NOAA Marine Debris Program - 2016 meeting of the GCFI - Grand Cayman

NOAA Marine Debris Program - 2016 meeting of the GCFI - Grand Cayman

Dear Water Guardian Experts,

I would like to informed you that the NOAA Marine Debris Program (MDP) is sponsoring a marine debris session during the 2016 meeting of the Gulf and Caribbean Fisheries Institute (GCFI) in the Cayman Islands: Identifying, Understanding, and Reducing Marine Debris in the Gulf and Caribbean

GCFI offers the possibility to present and publish regional marine debris research or management information at this conference (scheduled during 7 November 2016 - 11 November 2016).

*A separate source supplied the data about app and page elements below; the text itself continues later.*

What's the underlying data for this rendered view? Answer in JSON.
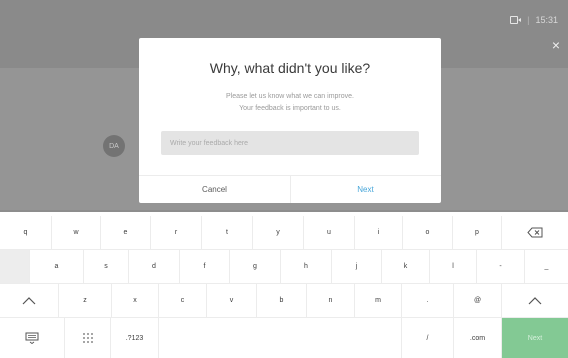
{
  "header": {
    "app_title": "",
    "time": "15:31",
    "separator": "|"
  },
  "icons": {
    "camera": "camera-icon",
    "close": "close-icon",
    "backspace": "backspace-icon",
    "shift": "shift-icon",
    "keyboard": "keyboard-icon",
    "dialpad": "dialpad-icon"
  },
  "close_glyph": "×",
  "avatar_initials": "DA",
  "dialog": {
    "title": "Why, what didn't you like?",
    "subtitle_line1": "Please let us know what we can improve.",
    "subtitle_line2": "Your feedback is important to us.",
    "input_placeholder": "Write your feedback here",
    "input_value": "",
    "cancel_label": "Cancel",
    "next_label": "Next"
  },
  "keyboard": {
    "row1": [
      "q",
      "w",
      "e",
      "r",
      "t",
      "y",
      "u",
      "i",
      "o",
      "p"
    ],
    "row2": [
      "a",
      "s",
      "d",
      "f",
      "g",
      "h",
      "j",
      "k",
      "l",
      "-",
      "_"
    ],
    "row3": [
      "z",
      "x",
      "c",
      "v",
      "b",
      "n",
      "m",
      ".",
      "@"
    ],
    "numeric_label": ".?123",
    "slash_label": "/",
    "com_label": ".com",
    "next_key_label": "Next"
  },
  "colors": {
    "accent_blue": "#47a6d9",
    "next_key_green": "#83c994"
  }
}
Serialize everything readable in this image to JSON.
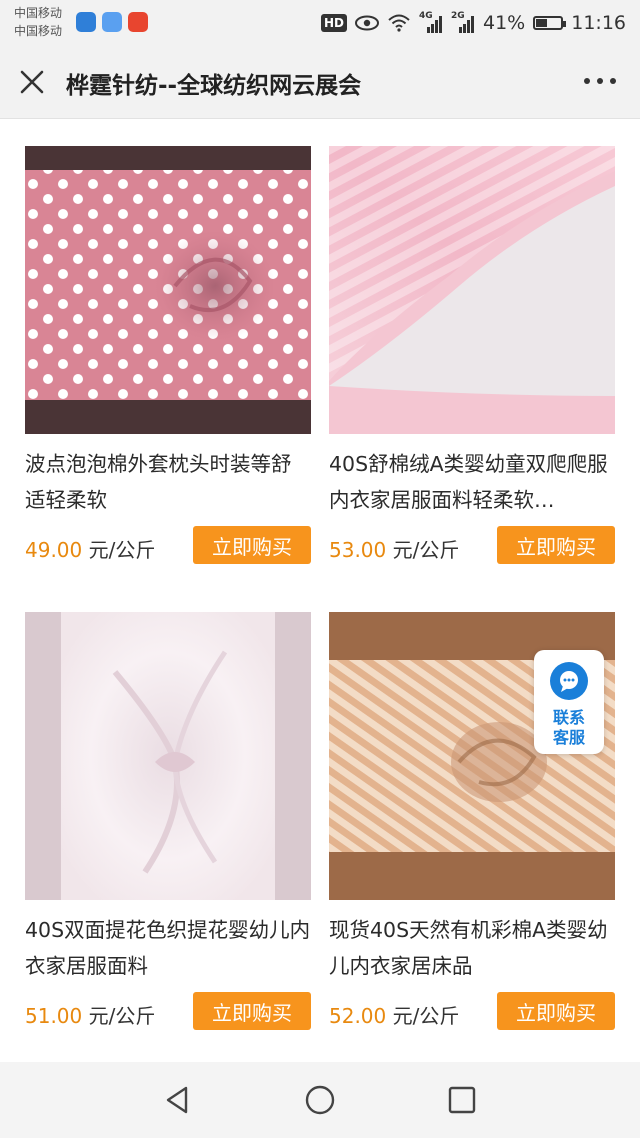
{
  "status_bar": {
    "carrier_1": "中国移动",
    "carrier_2": "中国移动",
    "app_icons": [
      "shield-app-icon",
      "music-app-icon",
      "shopping-app-icon"
    ],
    "hd_badge": "HD",
    "net_4g": "4G",
    "net_2g": "2G",
    "battery_percent": "41%",
    "battery_level": 0.41,
    "time": "11:16"
  },
  "header": {
    "title": "桦霆针纺--全球纺织网云展会"
  },
  "products": [
    {
      "name": "波点泡泡棉外套枕头时装等舒适轻柔软",
      "price": "49.00",
      "unit": "元/公斤",
      "buy_label": "立即购买"
    },
    {
      "name": "40S舒棉绒A类婴幼童双爬爬服内衣家居服面料轻柔软…",
      "price": "53.00",
      "unit": "元/公斤",
      "buy_label": "立即购买"
    },
    {
      "name": "40S双面提花色织提花婴幼儿内衣家居服面料",
      "price": "51.00",
      "unit": "元/公斤",
      "buy_label": "立即购买"
    },
    {
      "name": "现货40S天然有机彩棉A类婴幼儿内衣家居床品",
      "price": "52.00",
      "unit": "元/公斤",
      "buy_label": "立即购买"
    }
  ],
  "contact_widget": {
    "line_1": "联系",
    "line_2": "客服"
  },
  "colors": {
    "accent_orange": "#f7941d",
    "price_orange": "#e8890f",
    "contact_blue": "#1a7fd9"
  }
}
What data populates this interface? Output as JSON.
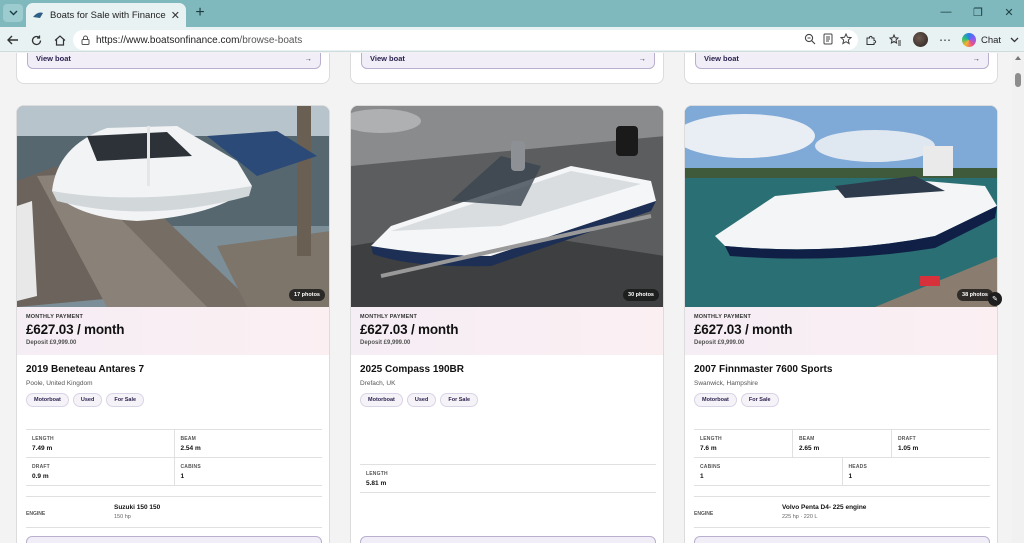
{
  "browser": {
    "tab_title": "Boats for Sale with Finance | Boats",
    "url_host": "https://www.boatsonfinance.com",
    "url_path": "/browse-boats",
    "chat_label": "Chat"
  },
  "previous_row": {
    "view_label": "View boat",
    "arrow": "→"
  },
  "listing": {
    "monthly_label": "MONTHLY PAYMENT",
    "cards": [
      {
        "photos": "17 photos",
        "amount": "£627.03 / month",
        "deposit": "Deposit £9,999.00",
        "name": "2019 Beneteau Antares 7",
        "location": "Poole, United Kingdom",
        "tags": [
          "Motorboat",
          "Used",
          "For Sale"
        ],
        "specs": {
          "length_label": "LENGTH",
          "length": "7.49 m",
          "beam_label": "BEAM",
          "beam": "2.54 m",
          "draft_label": "DRAFT",
          "draft": "0.9 m",
          "cabins_label": "CABINS",
          "cabins": "1"
        },
        "engine": {
          "label": "ENGINE",
          "name": "Suzuki 150 150",
          "detail": "150 hp"
        }
      },
      {
        "photos": "30 photos",
        "amount": "£627.03 / month",
        "deposit": "Deposit £9,999.00",
        "name": "2025 Compass 190BR",
        "location": "Drefach, UK",
        "tags": [
          "Motorboat",
          "Used",
          "For Sale"
        ],
        "specs": {
          "length_label": "LENGTH",
          "length": "5.81 m"
        }
      },
      {
        "photos": "38 photos",
        "amount": "£627.03 / month",
        "deposit": "Deposit £9,999.00",
        "name": "2007 Finnmaster 7600 Sports",
        "location": "Swanwick, Hampshire",
        "tags": [
          "Motorboat",
          "For Sale"
        ],
        "specs": {
          "length_label": "LENGTH",
          "length": "7.6 m",
          "beam_label": "BEAM",
          "beam": "2.65 m",
          "draft_label": "DRAFT",
          "draft": "1.05 m",
          "cabins_label": "CABINS",
          "cabins": "1",
          "heads_label": "HEADS",
          "heads": "1"
        },
        "engine": {
          "label": "ENGINE",
          "name": "Volvo Penta D4- 225 engine",
          "detail": "225 hp · 220 L"
        }
      }
    ]
  }
}
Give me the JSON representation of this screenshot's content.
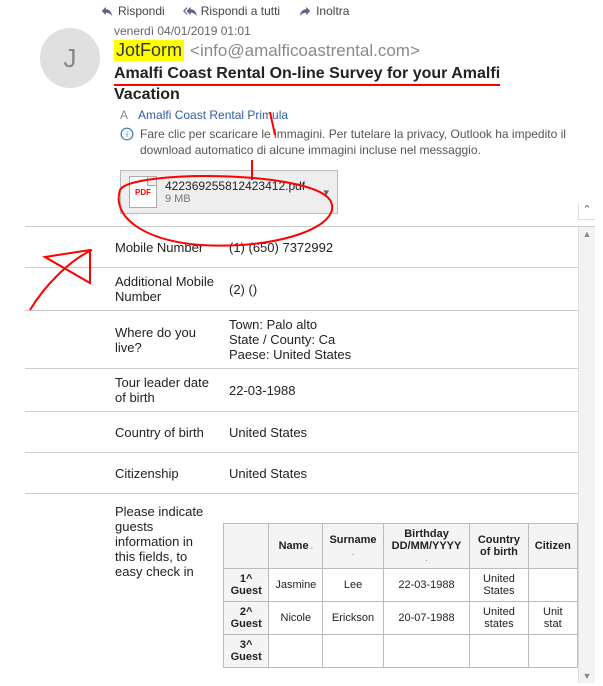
{
  "toolbar": {
    "reply": "Rispondi",
    "replyAll": "Rispondi a tutti",
    "forward": "Inoltra"
  },
  "header": {
    "date": "venerdì 04/01/2019 01:01",
    "senderName": "JotForm",
    "senderEmail": "<info@amalficoastrental.com>",
    "avatarInitial": "J",
    "subject1": "Amalfi Coast Rental On-line Survey for your Amalfi",
    "subject2": "Vacation",
    "toLabel": "A",
    "toName": "Amalfi Coast Rental Primula",
    "infoText": "Fare clic per scaricare le immagini. Per tutelare la privacy, Outlook ha impedito il download automatico di alcune immagini incluse nel messaggio."
  },
  "attachment": {
    "icon": "PDF",
    "name": "42236925581​24234​12.pdf",
    "size": "9 MB"
  },
  "fields": {
    "mobileNumber": {
      "label": "Mobile Number",
      "value": "(1) (650) 7372992"
    },
    "addMobile": {
      "label": "Additional Mobile Number",
      "value": "(2) ()"
    },
    "whereLive": {
      "label": "Where do you live?",
      "value": "Town: Palo alto\nState / County: Ca\nPaese: United States"
    },
    "leaderDob": {
      "label": "Tour leader date of birth",
      "value": "22-03-1988"
    },
    "countryBirth": {
      "label": "Country of birth",
      "value": "United States"
    },
    "citizenship": {
      "label": "Citizenship",
      "value": "United States"
    },
    "guestsLabel": "Please indicate guests information in this fields, to easy check in"
  },
  "guestTable": {
    "headers": {
      "name": "Name",
      "surname": "Surname",
      "birthday": "Birthday DD/MM/YYYY",
      "countryBirth": "Country of birth",
      "citizenship": "Citizen"
    },
    "rows": [
      {
        "rh": "1^ Guest",
        "name": "Jasmine",
        "surname": "Lee",
        "birthday": "22-03-1988",
        "country": "United States",
        "citizen": ""
      },
      {
        "rh": "2^ Guest",
        "name": "Nicole",
        "surname": "Erickson",
        "birthday": "20-07-1988",
        "country": "United states",
        "citizen": "Unit stat"
      },
      {
        "rh": "3^ Guest",
        "name": "",
        "surname": "",
        "birthday": "",
        "country": "",
        "citizen": ""
      }
    ]
  }
}
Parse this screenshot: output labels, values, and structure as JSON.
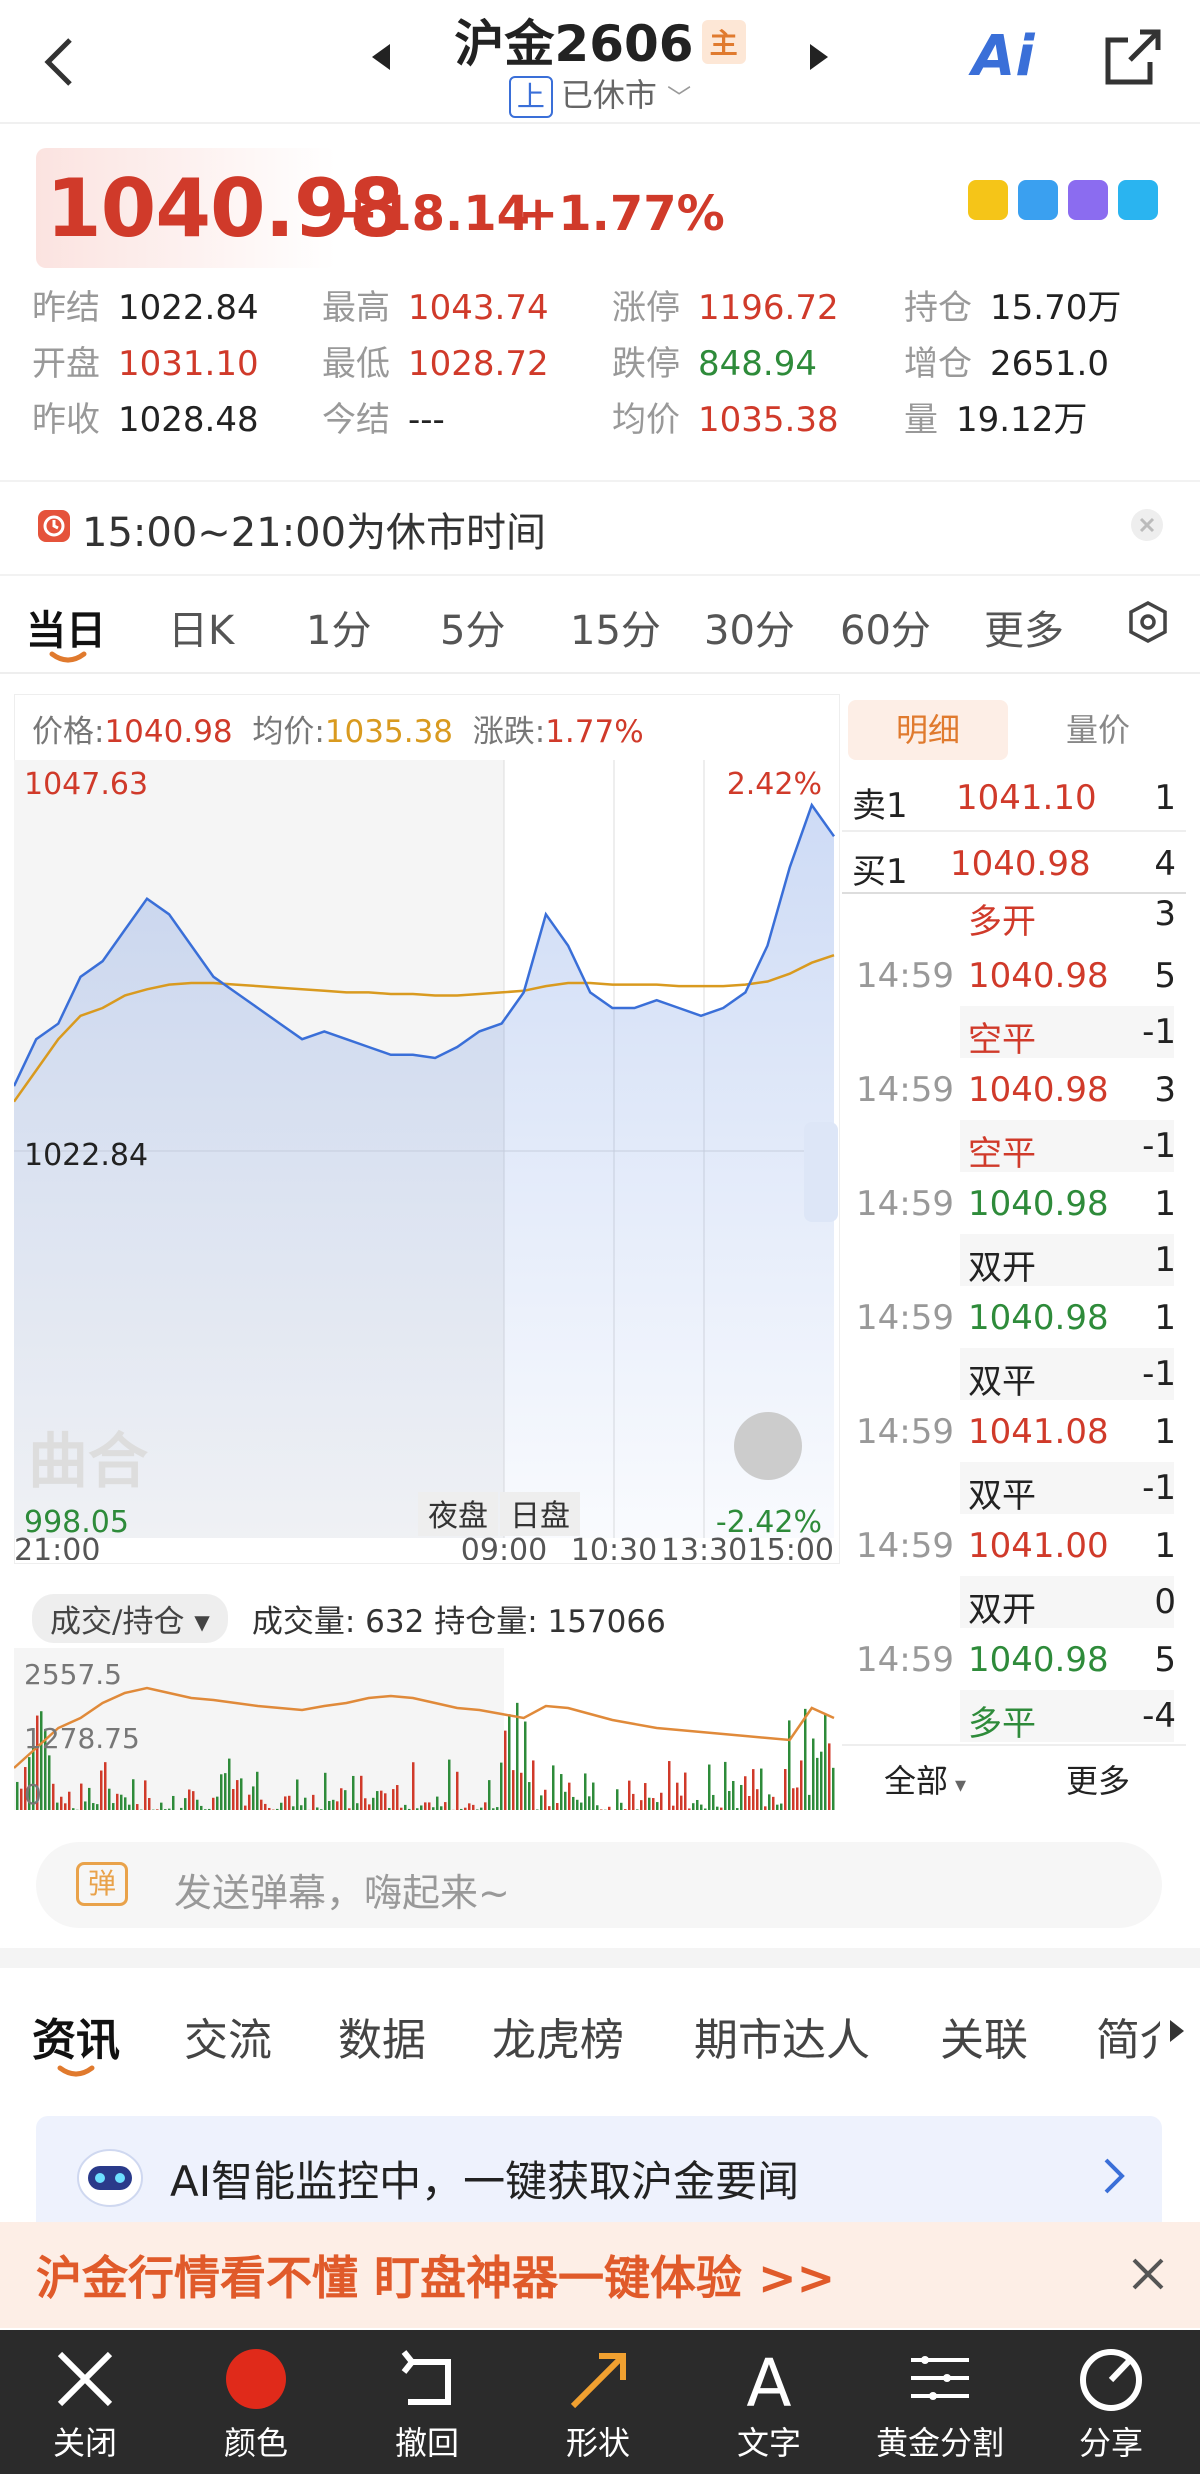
{
  "header": {
    "title": "沪金2606",
    "badge": "主",
    "exchange_tag": "上",
    "status": "已休市",
    "ai_label": "Ai"
  },
  "quote": {
    "price": "1040.98",
    "change": "+18.14",
    "change_pct": "+1.77%",
    "stats": [
      {
        "k": "昨结",
        "v": "1022.84",
        "c": "dark"
      },
      {
        "k": "最高",
        "v": "1043.74",
        "c": "red"
      },
      {
        "k": "涨停",
        "v": "1196.72",
        "c": "red"
      },
      {
        "k": "持仓",
        "v": "15.70万",
        "c": "dark"
      },
      {
        "k": "开盘",
        "v": "1031.10",
        "c": "red"
      },
      {
        "k": "最低",
        "v": "1028.72",
        "c": "red"
      },
      {
        "k": "跌停",
        "v": "848.94",
        "c": "green"
      },
      {
        "k": "增仓",
        "v": "2651.0",
        "c": "dark"
      },
      {
        "k": "昨收",
        "v": "1028.48",
        "c": "dark"
      },
      {
        "k": "今结",
        "v": "---",
        "c": "dark"
      },
      {
        "k": "均价",
        "v": "1035.38",
        "c": "red"
      },
      {
        "k": "量",
        "v": "19.12万",
        "c": "dark"
      }
    ]
  },
  "notice": {
    "text": "15:00~21:00为休市时间"
  },
  "period_tabs": [
    "当日",
    "日K",
    "1分",
    "5分",
    "15分",
    "30分",
    "60分",
    "更多"
  ],
  "chart_head": {
    "price_label": "价格:",
    "price": "1040.98",
    "avg_label": "均价:",
    "avg": "1035.38",
    "chg_label": "涨跌:",
    "chg": "1.77%"
  },
  "chart_data": {
    "type": "line",
    "y_max_label": "1047.63",
    "y_mid_label": "1022.84",
    "y_min_label": "998.05",
    "pct_max_label": "2.42%",
    "pct_min_label": "-2.42%",
    "x_ticks": [
      "21:00",
      "09:00",
      "10:30",
      "13:30",
      "15:00"
    ],
    "session_labels": [
      "夜盘",
      "日盘"
    ],
    "ylim": [
      998.05,
      1047.63
    ],
    "series": [
      {
        "values": [
          1027,
          1030,
          1031,
          1034,
          1035,
          1037,
          1039,
          1038,
          1036,
          1034,
          1033,
          1032,
          1031,
          1030,
          1030.5,
          1030,
          1029.5,
          1029,
          1029,
          1028.8,
          1029.5,
          1030.5,
          1031,
          1033,
          1038,
          1036,
          1033,
          1032,
          1032,
          1032.5,
          1032,
          1031.5,
          1032,
          1033,
          1036,
          1041,
          1045,
          1043
        ]
      },
      {
        "values": [
          1026,
          1028,
          1030,
          1031.5,
          1032,
          1032.8,
          1033.2,
          1033.5,
          1033.6,
          1033.6,
          1033.5,
          1033.4,
          1033.3,
          1033.2,
          1033.1,
          1033,
          1033,
          1032.9,
          1032.9,
          1032.8,
          1032.8,
          1032.9,
          1033,
          1033.1,
          1033.4,
          1033.6,
          1033.6,
          1033.5,
          1033.5,
          1033.5,
          1033.4,
          1033.4,
          1033.4,
          1033.5,
          1033.7,
          1034.2,
          1034.9,
          1035.38
        ]
      }
    ],
    "volume_max_label": "2557.5",
    "volume_mid_label": "1278.75",
    "volume_min_label": "0"
  },
  "volume_head": {
    "selector": "成交/持仓",
    "text": "成交量: 632 持仓量: 157066"
  },
  "watermark": "曲合",
  "detail": {
    "tabs": [
      "明细",
      "量价"
    ],
    "ask": {
      "label": "卖1",
      "price": "1041.10",
      "vol": "1"
    },
    "bid": {
      "label": "买1",
      "price": "1040.98",
      "vol": "4"
    },
    "top_partial": {
      "type": "多开",
      "vol": "3"
    },
    "rows": [
      {
        "time": "14:59",
        "price": "1040.98",
        "vol": "5",
        "type": "空平",
        "oi": "-1",
        "pc": "red",
        "tc": "red"
      },
      {
        "time": "14:59",
        "price": "1040.98",
        "vol": "3",
        "type": "空平",
        "oi": "-1",
        "pc": "red",
        "tc": "red"
      },
      {
        "time": "14:59",
        "price": "1040.98",
        "vol": "1",
        "type": "双开",
        "oi": "1",
        "pc": "green",
        "tc": "dark"
      },
      {
        "time": "14:59",
        "price": "1040.98",
        "vol": "1",
        "type": "双平",
        "oi": "-1",
        "pc": "green",
        "tc": "dark"
      },
      {
        "time": "14:59",
        "price": "1041.08",
        "vol": "1",
        "type": "双平",
        "oi": "-1",
        "pc": "red",
        "tc": "dark"
      },
      {
        "time": "14:59",
        "price": "1041.00",
        "vol": "1",
        "type": "双开",
        "oi": "0",
        "pc": "red",
        "tc": "dark"
      },
      {
        "time": "14:59",
        "price": "1040.98",
        "vol": "5",
        "type": "多平",
        "oi": "-4",
        "pc": "green",
        "tc": "green"
      }
    ],
    "filter": "全部",
    "more": "更多"
  },
  "danmu": {
    "icon": "弹",
    "placeholder": "发送弹幕，嗨起来~"
  },
  "news_tabs": [
    "资讯",
    "交流",
    "数据",
    "龙虎榜",
    "期市达人",
    "关联",
    "简介"
  ],
  "ai_bar": {
    "text": "AI智能监控中，一键获取沪金要闻"
  },
  "promo": {
    "text": "沪金行情看不懂  盯盘神器一键体验 >>"
  },
  "toolbar": [
    {
      "label": "关闭",
      "icon": "close-icon"
    },
    {
      "label": "颜色",
      "icon": "color-dot-icon"
    },
    {
      "label": "撤回",
      "icon": "undo-icon"
    },
    {
      "label": "形状",
      "icon": "arrow-icon"
    },
    {
      "label": "文字",
      "icon": "text-icon"
    },
    {
      "label": "黄金分割",
      "icon": "golden-ratio-icon"
    },
    {
      "label": "分享",
      "icon": "share-icon"
    }
  ],
  "colors": {
    "up": "#d03a2a",
    "down": "#2e8b3a",
    "avg": "#d99a1f",
    "price_line": "#3a6fd8"
  }
}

A bstract deadline is August 15, 2016.

Marine debris is a worldwide issue affecting marine fisheries, ecosystems, endangered species, human health, and tourism. The Gulf of Mexico and Caribbean Region includes a mix of small to large and rural to industrialized communities that are all detrimentally affected by marine debris. Yet, there is little regional and even less local recognition of the sources of marine debris, let alone on the impact of marine debris on the environment and cost to communities. The goal of the session is to bring the science of marine debris to the region’s marine resource managers and policy makers. The Gulf and Caribbean Fisheries Institute (GCFI) conference is an ideal venue to bring scientist, resource managers, and policy makers together to identify and address marine debris issues.

The NOAA Marine Debris Division (MDD) serves as the United States Federal government lead for addressing marine debris issues. The MDD supports regional coordination efforts in the both the Gulf of Mexico ( and the U.S Caribbean ( including a number of debris removal and prevention projects. These efforts support GCFI’s role as the Caribbean Regional Node of the United Nations Environment Programme, Global Partnership on Marine Litter (GPML overview).

The intent of the GPML is to foster international partnerships and support policy dialogues and other activities to promote awareness and enhance capacity building to reduce marine debris.  All three entities (NOAA/MDD, GCFI, GPML) maintain similar missions: to reduce levels of land- and ocean-based marine debris as well as to reduce impacts of accumulated marine debris on shorelines and aquatic habitats.  This session will benefit participants from government agencies, academia, and NGOs by providing a mechanism for regional information exchange on this globally pervasive problem. The session will also help foster enhanced partnerships between NOAA, GCFI, and GPML.

For information about the marine debris session and publication, please contact Amy V. Uhrin or Tom Matthews.

Kind regards